- Skin in the Game: Hidden Asymmetries in Daily Life
- What do I mean by Skin in the Game?
- Lived Experience
- Building a Culture of Recovery
- Nothing about us without us
We have been trained to simply accept the decisions and opinions of experts all of our lives.
But, people with disabilities have often learned that expertise does not assure respect for our lives and our choices.
It isn’t that some people don’t know more than others about some topic or skill. I certainly wouldn’t want just anyone to perform brain surgery on me. It’s that there is no such thing as isolated expertise in the real world. Every expert has another agenda (their career, their income, their reputation, their kids going to college, their political beliefs, their religion, their drive to prey on and exploit others, and so on), And when you ask someone for their expertise, you never know what else you are getting along with it.
Also, anyone can and does claim expertise these days and the standard we have for judging that is becoming less and less useful as the world becomes more and more chaotic.
We also tend to think that somehow people who are disinterested in some issue are objective. But the reality is that their disinterest means they are likely to hold whatever stereotypes and bigotry are prevalent in the general society. Nowhere is this more obvious than in opinions about the disability community.
A better standard for judging decisions and opinions, especially when they affect your life, is to ask whether the decider or pundit has any “skin in the game”? Is their life affected in a meaningful way like yours is by their decision or opinion?

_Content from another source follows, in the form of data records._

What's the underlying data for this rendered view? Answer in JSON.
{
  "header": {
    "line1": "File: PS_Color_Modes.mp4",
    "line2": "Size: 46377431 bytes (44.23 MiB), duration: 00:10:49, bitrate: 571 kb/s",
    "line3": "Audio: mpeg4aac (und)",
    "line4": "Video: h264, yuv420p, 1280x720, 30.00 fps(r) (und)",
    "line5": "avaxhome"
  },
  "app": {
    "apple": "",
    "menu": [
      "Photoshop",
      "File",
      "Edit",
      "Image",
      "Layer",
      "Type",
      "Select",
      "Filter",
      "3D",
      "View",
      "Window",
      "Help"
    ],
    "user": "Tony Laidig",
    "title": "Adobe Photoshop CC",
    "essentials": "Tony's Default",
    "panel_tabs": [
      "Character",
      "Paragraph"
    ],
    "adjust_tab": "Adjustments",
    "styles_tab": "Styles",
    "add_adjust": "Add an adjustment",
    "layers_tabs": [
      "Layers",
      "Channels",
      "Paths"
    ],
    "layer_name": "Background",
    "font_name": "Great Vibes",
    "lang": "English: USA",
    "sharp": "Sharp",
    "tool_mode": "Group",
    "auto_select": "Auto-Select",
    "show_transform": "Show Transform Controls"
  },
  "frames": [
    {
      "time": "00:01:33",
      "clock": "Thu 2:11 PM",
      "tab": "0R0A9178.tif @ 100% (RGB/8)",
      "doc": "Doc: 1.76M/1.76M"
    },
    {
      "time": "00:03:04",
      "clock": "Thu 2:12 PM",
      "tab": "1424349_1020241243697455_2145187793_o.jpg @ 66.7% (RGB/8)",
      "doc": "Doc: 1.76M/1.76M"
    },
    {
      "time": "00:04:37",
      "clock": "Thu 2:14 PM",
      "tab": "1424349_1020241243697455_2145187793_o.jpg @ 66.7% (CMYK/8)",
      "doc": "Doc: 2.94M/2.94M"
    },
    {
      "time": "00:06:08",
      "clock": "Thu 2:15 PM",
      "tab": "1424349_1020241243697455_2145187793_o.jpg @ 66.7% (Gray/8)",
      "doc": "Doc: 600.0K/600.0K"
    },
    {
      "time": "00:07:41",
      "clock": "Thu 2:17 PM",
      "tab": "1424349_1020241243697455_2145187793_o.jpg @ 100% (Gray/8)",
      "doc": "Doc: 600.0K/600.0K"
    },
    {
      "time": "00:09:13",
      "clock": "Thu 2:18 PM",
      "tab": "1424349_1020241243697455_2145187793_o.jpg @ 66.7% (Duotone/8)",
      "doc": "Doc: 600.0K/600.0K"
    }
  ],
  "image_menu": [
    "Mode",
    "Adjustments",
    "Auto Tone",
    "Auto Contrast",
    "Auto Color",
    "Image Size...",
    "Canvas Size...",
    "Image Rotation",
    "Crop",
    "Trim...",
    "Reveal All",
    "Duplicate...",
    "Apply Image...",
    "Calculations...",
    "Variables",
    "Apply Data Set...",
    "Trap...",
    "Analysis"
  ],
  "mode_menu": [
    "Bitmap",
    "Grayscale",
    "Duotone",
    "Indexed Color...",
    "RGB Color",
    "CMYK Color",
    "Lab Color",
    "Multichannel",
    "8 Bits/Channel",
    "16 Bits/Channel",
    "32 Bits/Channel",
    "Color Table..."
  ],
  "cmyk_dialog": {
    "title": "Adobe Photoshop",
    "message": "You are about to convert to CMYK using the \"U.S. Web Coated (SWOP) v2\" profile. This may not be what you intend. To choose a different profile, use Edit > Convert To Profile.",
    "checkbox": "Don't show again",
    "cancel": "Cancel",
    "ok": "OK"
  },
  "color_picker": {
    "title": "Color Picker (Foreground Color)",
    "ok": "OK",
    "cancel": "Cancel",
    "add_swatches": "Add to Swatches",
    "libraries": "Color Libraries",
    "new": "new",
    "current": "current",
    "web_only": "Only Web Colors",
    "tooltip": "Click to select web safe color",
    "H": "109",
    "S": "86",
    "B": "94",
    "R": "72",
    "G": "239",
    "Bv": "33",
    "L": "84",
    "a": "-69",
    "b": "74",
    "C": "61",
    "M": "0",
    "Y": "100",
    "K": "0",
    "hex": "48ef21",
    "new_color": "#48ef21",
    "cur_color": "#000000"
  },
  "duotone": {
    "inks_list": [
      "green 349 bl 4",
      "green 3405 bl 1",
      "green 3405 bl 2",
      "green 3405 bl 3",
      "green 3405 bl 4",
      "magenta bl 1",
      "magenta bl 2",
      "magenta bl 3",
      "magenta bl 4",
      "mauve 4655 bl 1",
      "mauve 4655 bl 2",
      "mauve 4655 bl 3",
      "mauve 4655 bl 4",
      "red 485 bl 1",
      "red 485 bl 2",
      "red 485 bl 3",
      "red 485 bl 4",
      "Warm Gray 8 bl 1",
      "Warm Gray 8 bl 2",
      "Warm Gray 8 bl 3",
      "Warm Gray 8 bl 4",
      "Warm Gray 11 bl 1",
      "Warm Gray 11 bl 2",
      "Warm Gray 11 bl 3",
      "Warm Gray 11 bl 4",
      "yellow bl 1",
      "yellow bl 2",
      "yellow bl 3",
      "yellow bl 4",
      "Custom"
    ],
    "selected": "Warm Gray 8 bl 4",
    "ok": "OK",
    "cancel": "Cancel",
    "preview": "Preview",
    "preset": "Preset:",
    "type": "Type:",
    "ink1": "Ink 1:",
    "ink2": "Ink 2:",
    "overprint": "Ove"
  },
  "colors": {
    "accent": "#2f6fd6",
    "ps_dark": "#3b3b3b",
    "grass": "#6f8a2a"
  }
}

Or are they so distant from your concerns that their decision or opinion can just reflect their interests regardless of how it impacts you?
Then discount the value of their opinion or decision accordingly.
The larger the system, the higher the decision level, and the more distant from you, the more that decision or opinion reflects their interests, not yours.